* _WORK INSTRUCTIONS_
Go through the records and copy each line where the word "JSON" occurs.
++++++++
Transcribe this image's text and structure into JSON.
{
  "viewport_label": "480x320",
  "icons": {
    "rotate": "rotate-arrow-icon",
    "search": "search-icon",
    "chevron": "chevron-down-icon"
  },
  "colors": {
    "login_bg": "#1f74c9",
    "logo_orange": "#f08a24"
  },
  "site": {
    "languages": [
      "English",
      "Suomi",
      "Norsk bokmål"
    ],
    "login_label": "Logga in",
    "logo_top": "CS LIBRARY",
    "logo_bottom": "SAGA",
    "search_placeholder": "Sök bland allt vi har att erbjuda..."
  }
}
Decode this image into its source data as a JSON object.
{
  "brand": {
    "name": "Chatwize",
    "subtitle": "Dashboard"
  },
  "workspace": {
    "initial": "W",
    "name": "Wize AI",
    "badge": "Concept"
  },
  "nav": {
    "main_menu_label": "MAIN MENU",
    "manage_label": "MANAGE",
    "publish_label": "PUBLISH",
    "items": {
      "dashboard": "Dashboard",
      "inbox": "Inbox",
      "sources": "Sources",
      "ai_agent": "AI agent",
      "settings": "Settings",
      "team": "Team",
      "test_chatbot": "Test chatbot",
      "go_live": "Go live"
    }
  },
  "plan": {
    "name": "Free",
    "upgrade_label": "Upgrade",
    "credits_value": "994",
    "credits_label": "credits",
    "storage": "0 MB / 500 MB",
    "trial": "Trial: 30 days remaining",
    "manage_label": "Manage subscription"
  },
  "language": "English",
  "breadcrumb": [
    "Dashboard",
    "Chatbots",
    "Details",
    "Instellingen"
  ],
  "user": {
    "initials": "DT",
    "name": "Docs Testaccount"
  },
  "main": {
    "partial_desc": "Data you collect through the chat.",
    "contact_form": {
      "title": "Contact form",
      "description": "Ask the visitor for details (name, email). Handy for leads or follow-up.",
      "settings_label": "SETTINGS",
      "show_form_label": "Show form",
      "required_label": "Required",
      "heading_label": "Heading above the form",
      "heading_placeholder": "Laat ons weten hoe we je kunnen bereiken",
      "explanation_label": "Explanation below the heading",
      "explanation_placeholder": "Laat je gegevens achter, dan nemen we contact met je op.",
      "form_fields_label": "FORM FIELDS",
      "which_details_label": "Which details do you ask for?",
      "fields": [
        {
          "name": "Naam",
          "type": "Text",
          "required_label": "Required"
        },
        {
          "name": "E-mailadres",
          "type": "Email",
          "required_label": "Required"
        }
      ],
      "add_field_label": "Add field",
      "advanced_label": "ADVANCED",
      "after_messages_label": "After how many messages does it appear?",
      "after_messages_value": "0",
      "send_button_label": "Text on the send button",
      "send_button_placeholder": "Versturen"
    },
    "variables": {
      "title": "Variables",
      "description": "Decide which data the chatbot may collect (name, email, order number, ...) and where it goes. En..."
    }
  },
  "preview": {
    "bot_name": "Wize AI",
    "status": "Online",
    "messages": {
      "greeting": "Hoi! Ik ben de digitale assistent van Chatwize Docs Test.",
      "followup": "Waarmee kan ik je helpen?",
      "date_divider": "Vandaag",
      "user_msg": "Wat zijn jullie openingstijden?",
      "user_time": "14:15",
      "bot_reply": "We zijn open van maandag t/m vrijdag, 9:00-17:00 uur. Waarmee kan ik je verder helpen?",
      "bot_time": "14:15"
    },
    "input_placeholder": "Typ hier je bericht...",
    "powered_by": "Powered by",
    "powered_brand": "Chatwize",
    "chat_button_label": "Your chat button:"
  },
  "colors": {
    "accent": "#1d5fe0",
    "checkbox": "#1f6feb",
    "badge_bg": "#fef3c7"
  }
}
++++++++
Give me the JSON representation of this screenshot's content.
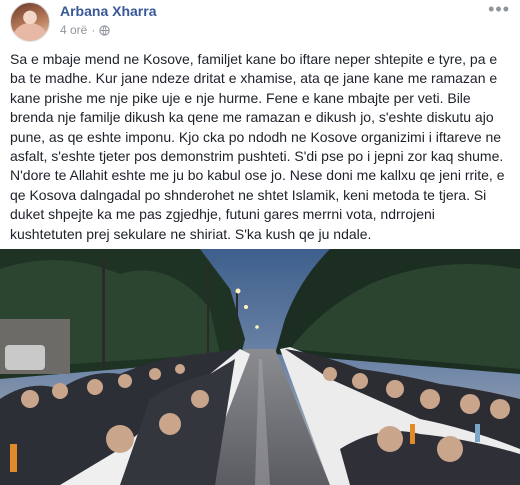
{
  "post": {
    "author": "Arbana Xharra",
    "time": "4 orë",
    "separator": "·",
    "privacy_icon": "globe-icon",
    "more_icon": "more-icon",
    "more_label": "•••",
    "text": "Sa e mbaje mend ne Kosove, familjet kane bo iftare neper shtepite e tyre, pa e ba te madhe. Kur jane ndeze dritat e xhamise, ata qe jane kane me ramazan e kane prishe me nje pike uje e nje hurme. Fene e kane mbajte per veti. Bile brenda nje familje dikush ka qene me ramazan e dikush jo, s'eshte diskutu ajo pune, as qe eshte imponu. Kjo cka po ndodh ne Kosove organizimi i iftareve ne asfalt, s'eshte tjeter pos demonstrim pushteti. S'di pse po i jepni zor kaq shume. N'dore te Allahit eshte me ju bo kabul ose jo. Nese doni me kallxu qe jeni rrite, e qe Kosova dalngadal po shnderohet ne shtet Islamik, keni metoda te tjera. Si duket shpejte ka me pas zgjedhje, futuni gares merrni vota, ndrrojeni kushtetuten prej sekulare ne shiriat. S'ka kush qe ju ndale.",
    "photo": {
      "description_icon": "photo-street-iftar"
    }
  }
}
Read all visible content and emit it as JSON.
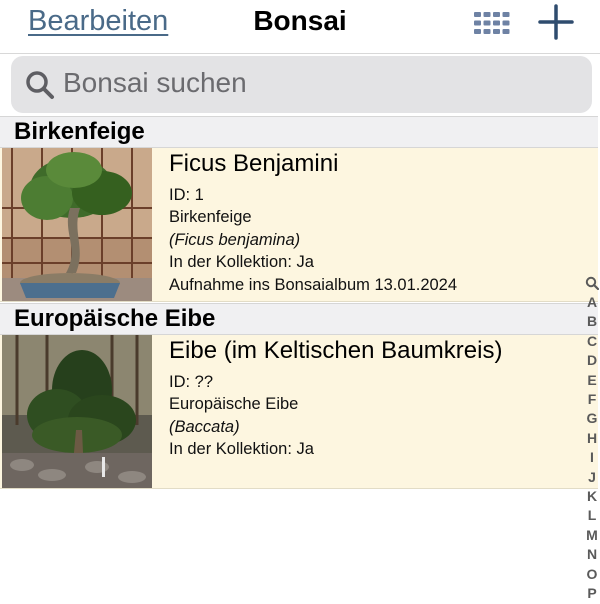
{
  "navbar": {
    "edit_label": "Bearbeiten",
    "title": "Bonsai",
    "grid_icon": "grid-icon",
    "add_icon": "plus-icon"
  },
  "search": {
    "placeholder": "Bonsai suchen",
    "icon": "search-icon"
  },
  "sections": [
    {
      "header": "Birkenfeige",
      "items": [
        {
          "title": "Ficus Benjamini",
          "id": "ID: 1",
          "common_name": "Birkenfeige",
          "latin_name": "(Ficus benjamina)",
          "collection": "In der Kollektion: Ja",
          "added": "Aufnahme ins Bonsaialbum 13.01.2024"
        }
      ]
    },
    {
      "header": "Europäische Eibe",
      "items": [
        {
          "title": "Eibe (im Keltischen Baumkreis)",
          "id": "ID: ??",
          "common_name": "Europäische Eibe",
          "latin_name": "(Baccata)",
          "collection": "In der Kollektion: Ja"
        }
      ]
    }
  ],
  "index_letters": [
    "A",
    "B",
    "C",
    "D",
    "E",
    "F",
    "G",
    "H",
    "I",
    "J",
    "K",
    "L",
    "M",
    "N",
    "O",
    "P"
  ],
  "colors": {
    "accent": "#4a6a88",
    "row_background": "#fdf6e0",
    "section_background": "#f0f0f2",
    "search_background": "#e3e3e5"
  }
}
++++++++
* _PROBLEM SOLUTION_
Transcribe this image's text and structure into JSON.
Decode this image into its source data as a JSON object.
Give me the JSON representation of this screenshot's content.
Read all visible content and emit it as JSON.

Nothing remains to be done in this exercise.